IRS says it’s making headway in clearing tax return backlog
The IRS says it is climbing out from under the unprecedented stack of tax returns that piled up after the agency had to scale back its operations and close facilities in 2020 following the onset of the pandemic.
The agency announced Tuesday that by the end of this week it will have cleared all original individual tax returns that were filed in 2021 and that didn’t contain any major mistakes.
“Due to issues related to the pandemic and staffing limitations, the IRS began 2022 with a larger than usual inventory of paper tax returns and correspondence filed during 2021,” the IRS said in a statement.
“The IRS took a number of steps to address this, and the agency is on track to complete processing of originally filed Form 1040 (individual tax returns without errors) received in 2021 this week,” the IRS added.
In getting through the 2021 backlog of around 8 million returns, the agency said it’s hit a new milestone in getting back to business as usual, according to a Treasury official.
There’s still a lot of catch-up work to be done. While the IRS has processed the “vast majority” of returns filed this year, it has about twice as many outstanding returns for 2022 as it does in a normal year. Millions of Americans are still waiting for their 2022 refunds.
But that doesn’t mean that last year’s backlog has simply become this year’s backlog. The agency is ahead of where it was at this point last year by about 1 million returns, the official said.
To get back on track, the IRS announced a major hiring initiative earlier this year, saying it was going to onboard a total of 10,000 new employees, with half of those being expedited hires. Of those 5,000 prospective employees, 3,000 have been given job offers and 1,500 have been successfully onboarded.
The IRS has also repurposed 2,000 existing employees of the agency to work specifically on clearing the backlog.
The pandemic dealt a huge blow to operations for the IRS. The agency has a workforce comparable in size to what it was in the 1970s, doesn’t have the ability to scan documents and still uses the COBOL programming language — originally developed in the 1950s in one of the earliest phases of computation.

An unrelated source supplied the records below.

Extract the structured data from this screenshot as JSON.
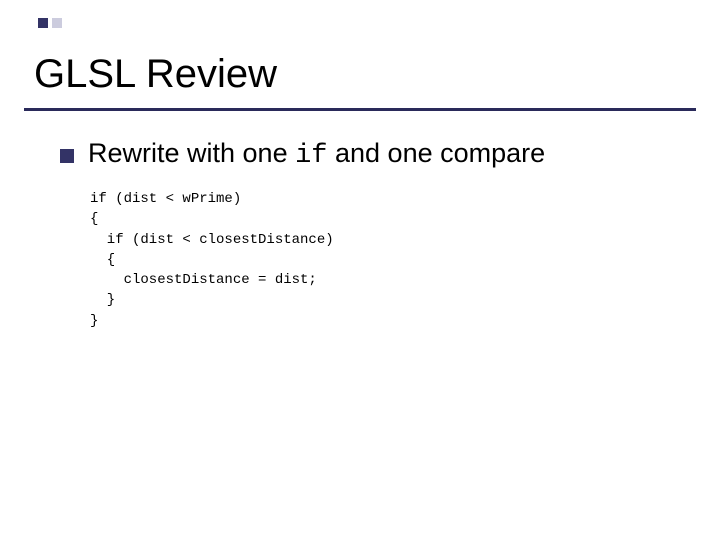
{
  "title": "GLSL Review",
  "bullet": {
    "pre": "Rewrite with one ",
    "code": "if",
    "post": " and one compare"
  },
  "code": {
    "l1": "if (dist < wPrime)",
    "l2": "{",
    "l3": "  if (dist < closestDistance)",
    "l4": "  {",
    "l5": "    closestDistance = dist;",
    "l6": "  }",
    "l7": "}"
  }
}
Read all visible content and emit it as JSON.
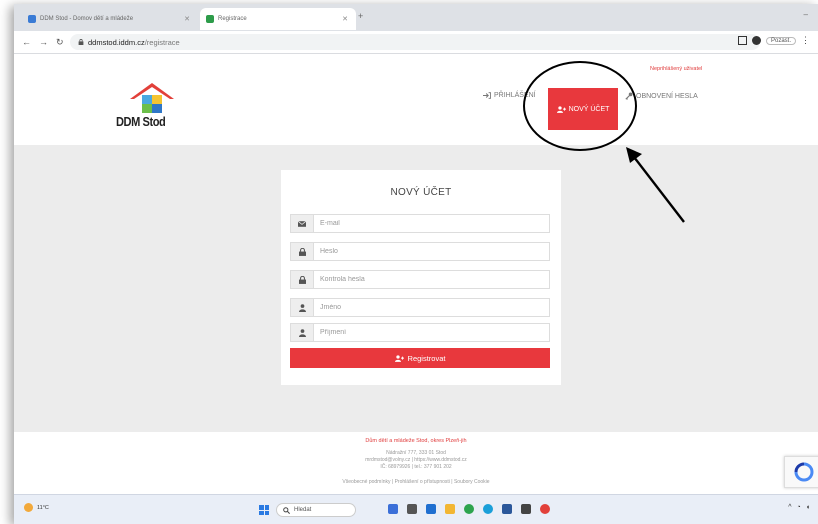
{
  "browser": {
    "tab1_title": "DDM Stod - Domov dětí a mládeže",
    "tab2_title": "Registrace",
    "url_domain": "ddmstod.iddm.cz",
    "url_path": "/registrace",
    "pause_label": "Pozast."
  },
  "header": {
    "reg_note": "Neprihlášený uživatel",
    "logo_text": "DDM Stod",
    "nav": {
      "login": "PŘIHLÁŠENÍ",
      "new_account": "NOVÝ ÚČET",
      "reset": "OBNOVENÍ HESLA"
    }
  },
  "form": {
    "title": "NOVÝ ÚČET",
    "email_placeholder": "E-mail",
    "password_placeholder": "Heslo",
    "password_check_placeholder": "Kontrola hesla",
    "firstname_placeholder": "Jméno",
    "lastname_placeholder": "Příjmení",
    "submit_label": "Registrovat"
  },
  "footer": {
    "title": "Dům dětí a mládeže Stod, okres Plzeň-jih",
    "line1": "Nádražní 777, 333 01 Stod",
    "line2": "mrdmstod@volny.cz | https://www.ddmstod.cz",
    "line3": "IČ: 68979926 | tel.: 377 901 202",
    "line4": "Všeobecné podmínky | Prohlášení o přístupnosti | Soubory Cookie"
  },
  "taskbar": {
    "temperature": "11°C",
    "search_label": "Hledat"
  },
  "colors": {
    "accent": "#e8383d",
    "page_bg": "#ececec"
  }
}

The agency has long encouraged Congress to provide it additional funding to update its technology and expand its workforce.